Q6. What happens if I make a net loss?
If your total profits are less than your total losses, then you have a net loss. In this case, you do not need to pay any taxes. Moreover, you can even carry forward your losses to the subsequent years. Let us understand with an example:
Suppose I have 100 shares of SBI which I sell at a profit of Rs 10 thousand total. and 100 shares of IRCTC which I sell at a loss of 20 thousand. Now my total loss is Rs 10 thousand for the financial year. Therefore I need not pay any capital gains tax this year and also if I show this loss while filing my income tax returns, then I will get benefits in the following way.
Suppose in the next year I make a total profit of Rs 10 thousand and my carried forward loss from last year is also 10 thousand, then the net profit for this year will come out to be zero and I will not pay any tax this year. Hope this makes sense now.
Q7. What is benefit of Indexation?
Inflation, or the reduction in the purchasing power of the rupee over the years and is a silent killer of returns for any investment. Put simple, today milk is sold at Rs 54/liter but it was sold at Rs 15/liter in 2006. We need more money to buy same quantity of the same item therefore the currency has become weaker or lost its value.
Suppose the annual average rate of inflation is 5%. If the bank FD provides you 5.5% annual return then in reality, your money grows by only 0.5% annually. Thus, inflation silently eats away your returns. To protect investors from the effects of inflation, indexation benefit has been introduced.
The benefit of Indexation is available only to a selected class of assets such as real estate, debt mutual funds, and bonds, etc.
How Indexation works?
We will not go into the details of indexation here but lt us briefly see how it helps the investors.
Suppose you had bought a piece of land in 2006 for Rs 5 lakhs. Now in 2021, you want to sell it for Rs 20 lakhs. If there was no indexation benefit, your tax liability on this transaction would have been 20% of the profit plus 4% cess on the tax, i.e. 20% of Rs 15 lakhs which is Rs 3 lakhs. and 4% of 3 lakhs would be Rs 12 thousand. Therefore total tax would be Rs 3 lakhs 12 thousand which is a lot of money.
But this is not the case. Taking the benefit of indexation, the cost price you will consider for calculating the profit will not be 5 lakh now. Instead, we calculate the present value of the initial investment using the Cost Inflation index which essentially is the inflation over the years. The CII is notified by the government for each year.
Calculating the present value of an old asset using Indexation
To calculate the present value of the original investment, we do as follows:
Present value = (CII value in the financial year of sale / CII value in the financial year of purchase) X Original value.
Here, CII in 2005-06 = 117 and CII in 2020-21 =311
Hence Present value = (301/117) * 5 lakhs = Rs. 12 lakh 86 thousand
Now to calculate the capital gains, we subtract the calculated present value from the selling price which comes out to be Rs 7 lakh and 14 thousand only instead of the earlier 15 lakh without applying indexation. The tax is Rs 1 lakh and 48 thousand rupees approximately in this case.

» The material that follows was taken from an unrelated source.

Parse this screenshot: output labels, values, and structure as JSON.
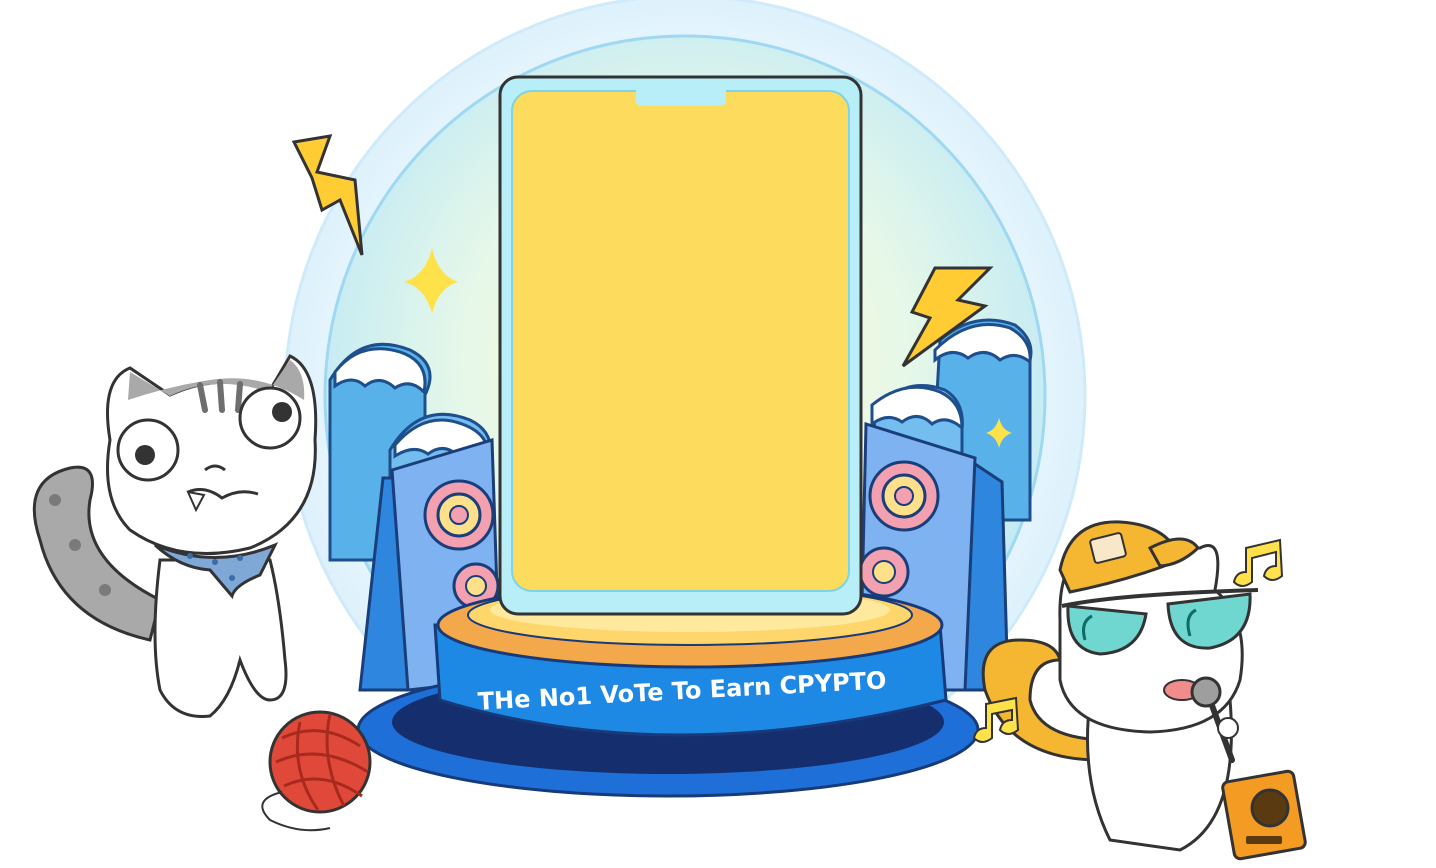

Thus with the benefit of indexation, we were able to save almost 50% tax which would have been impossible otherwise.
The key thing to note here is that the benefit of indexation is only available on long term transaction (>3 years). Moreover, long-term capital gains from stock market transactions are not provided the benefit of indexation.
Calculating Income tax on capital gains
On the website of the Income-tax department, there is a tool for calculating your tax liability. You can use this for free by clicking here. However, if you are a complete beginner, the tool can be confusing.
Understanding and Calculating capital gain taxes is a confusing process. Due to so many clauses and conditions involving holding time, type of asset, etc., the topic becomes fearsome but if you are doing transactions in the stock markets, you should know about the tax implications clearly or you could land in trouble. Even if you don’t pay taxes and don’t get caught, it is good to know how much you owe. In any case, I hope this helped you in some way or the other.
If you have any questions, please write them below in the comments and I will try to answer them for you very soon. Thanks for reading.